## [Assigned task]
Print the full listing once more, exactly as given.

## [Data records]
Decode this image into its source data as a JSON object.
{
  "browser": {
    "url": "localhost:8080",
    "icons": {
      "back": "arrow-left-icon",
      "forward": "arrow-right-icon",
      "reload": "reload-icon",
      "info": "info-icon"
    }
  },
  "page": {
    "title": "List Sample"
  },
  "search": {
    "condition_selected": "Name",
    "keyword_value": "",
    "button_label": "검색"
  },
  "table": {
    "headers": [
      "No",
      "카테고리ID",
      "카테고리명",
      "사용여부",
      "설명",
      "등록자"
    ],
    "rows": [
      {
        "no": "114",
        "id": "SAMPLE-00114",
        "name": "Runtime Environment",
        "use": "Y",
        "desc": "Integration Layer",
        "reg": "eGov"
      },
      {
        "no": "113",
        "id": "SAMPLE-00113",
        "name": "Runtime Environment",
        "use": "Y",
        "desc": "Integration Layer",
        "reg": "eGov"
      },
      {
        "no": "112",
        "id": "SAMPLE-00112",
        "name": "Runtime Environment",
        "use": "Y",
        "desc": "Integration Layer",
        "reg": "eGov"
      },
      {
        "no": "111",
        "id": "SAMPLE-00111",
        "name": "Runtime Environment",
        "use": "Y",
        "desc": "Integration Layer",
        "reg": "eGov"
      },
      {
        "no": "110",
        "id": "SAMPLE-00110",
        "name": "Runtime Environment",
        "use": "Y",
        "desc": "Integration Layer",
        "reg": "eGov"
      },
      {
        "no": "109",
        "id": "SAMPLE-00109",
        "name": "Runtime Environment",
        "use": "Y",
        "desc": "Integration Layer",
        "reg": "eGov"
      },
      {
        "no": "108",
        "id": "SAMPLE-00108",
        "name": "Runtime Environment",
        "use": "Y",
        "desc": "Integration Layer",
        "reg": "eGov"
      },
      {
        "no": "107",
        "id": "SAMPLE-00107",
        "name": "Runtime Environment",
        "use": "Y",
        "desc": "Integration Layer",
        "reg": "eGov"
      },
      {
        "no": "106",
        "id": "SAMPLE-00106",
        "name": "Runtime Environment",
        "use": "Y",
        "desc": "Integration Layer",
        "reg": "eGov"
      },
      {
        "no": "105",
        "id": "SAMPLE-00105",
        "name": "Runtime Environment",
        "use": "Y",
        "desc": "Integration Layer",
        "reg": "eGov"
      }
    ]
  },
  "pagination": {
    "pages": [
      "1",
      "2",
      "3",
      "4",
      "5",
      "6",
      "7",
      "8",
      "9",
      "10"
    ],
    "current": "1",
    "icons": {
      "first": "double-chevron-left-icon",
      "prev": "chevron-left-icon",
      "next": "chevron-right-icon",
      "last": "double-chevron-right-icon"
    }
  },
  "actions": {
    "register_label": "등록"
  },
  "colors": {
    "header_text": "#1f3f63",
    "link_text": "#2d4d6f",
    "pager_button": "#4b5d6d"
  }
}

## [Result of this task]
Decode this image into its source data as a JSON object.
{
  "browser": {
    "url": "localhost:8080",
    "icons": {
      "back": "arrow-left-icon",
      "forward": "arrow-right-icon",
      "reload": "reload-icon",
      "info": "info-icon"
    }
  },
  "page": {
    "title": "List Sample"
  },
  "search": {
    "condition_selected": "Name",
    "keyword_value": "",
    "button_label": "검색"
  },
  "table": {
    "headers": [
      "No",
      "카테고리ID",
      "카테고리명",
      "사용여부",
      "설명",
      "등록자"
    ],
    "rows": [
      {
        "no": "114",
        "id": "SAMPLE-00114",
        "name": "Runtime Environment",
        "use": "Y",
        "desc": "Integration Layer",
        "reg": "eGov"
      },
      {
        "no": "113",
        "id": "SAMPLE-00113",
        "name": "Runtime Environment",
        "use": "Y",
        "desc": "Integration Layer",
        "reg": "eGov"
      },
      {
        "no": "112",
        "id": "SAMPLE-00112",
        "name": "Runtime Environment",
        "use": "Y",
        "desc": "Integration Layer",
        "reg": "eGov"
      },
      {
        "no": "111",
        "id": "SAMPLE-00111",
        "name": "Runtime Environment",
        "use": "Y",
        "desc": "Integration Layer",
        "reg": "eGov"
      },
      {
        "no": "110",
        "id": "SAMPLE-00110",
        "name": "Runtime Environment",
        "use": "Y",
        "desc": "Integration Layer",
        "reg": "eGov"
      },
      {
        "no": "109",
        "id": "SAMPLE-00109",
        "name": "Runtime Environment",
        "use": "Y",
        "desc": "Integration Layer",
        "reg": "eGov"
      },
      {
        "no": "108",
        "id": "SAMPLE-00108",
        "name": "Runtime Environment",
        "use": "Y",
        "desc": "Integration Layer",
        "reg": "eGov"
      },
      {
        "no": "107",
        "id": "SAMPLE-00107",
        "name": "Runtime Environment",
        "use": "Y",
        "desc": "Integration Layer",
        "reg": "eGov"
      },
      {
        "no": "106",
        "id": "SAMPLE-00106",
        "name": "Runtime Environment",
        "use": "Y",
        "desc": "Integration Layer",
        "reg": "eGov"
      },
      {
        "no": "105",
        "id": "SAMPLE-00105",
        "name": "Runtime Environment",
        "use": "Y",
        "desc": "Integration Layer",
        "reg": "eGov"
      }
    ]
  },
  "pagination": {
    "pages": [
      "1",
      "2",
      "3",
      "4",
      "5",
      "6",
      "7",
      "8",
      "9",
      "10"
    ],
    "current": "1",
    "icons": {
      "first": "double-chevron-left-icon",
      "prev": "chevron-left-icon",
      "next": "chevron-right-icon",
      "last": "double-chevron-right-icon"
    }
  },
  "actions": {
    "register_label": "등록"
  },
  "colors": {
    "header_text": "#1f3f63",
    "link_text": "#2d4d6f",
    "pager_button": "#4b5d6d"
  }
}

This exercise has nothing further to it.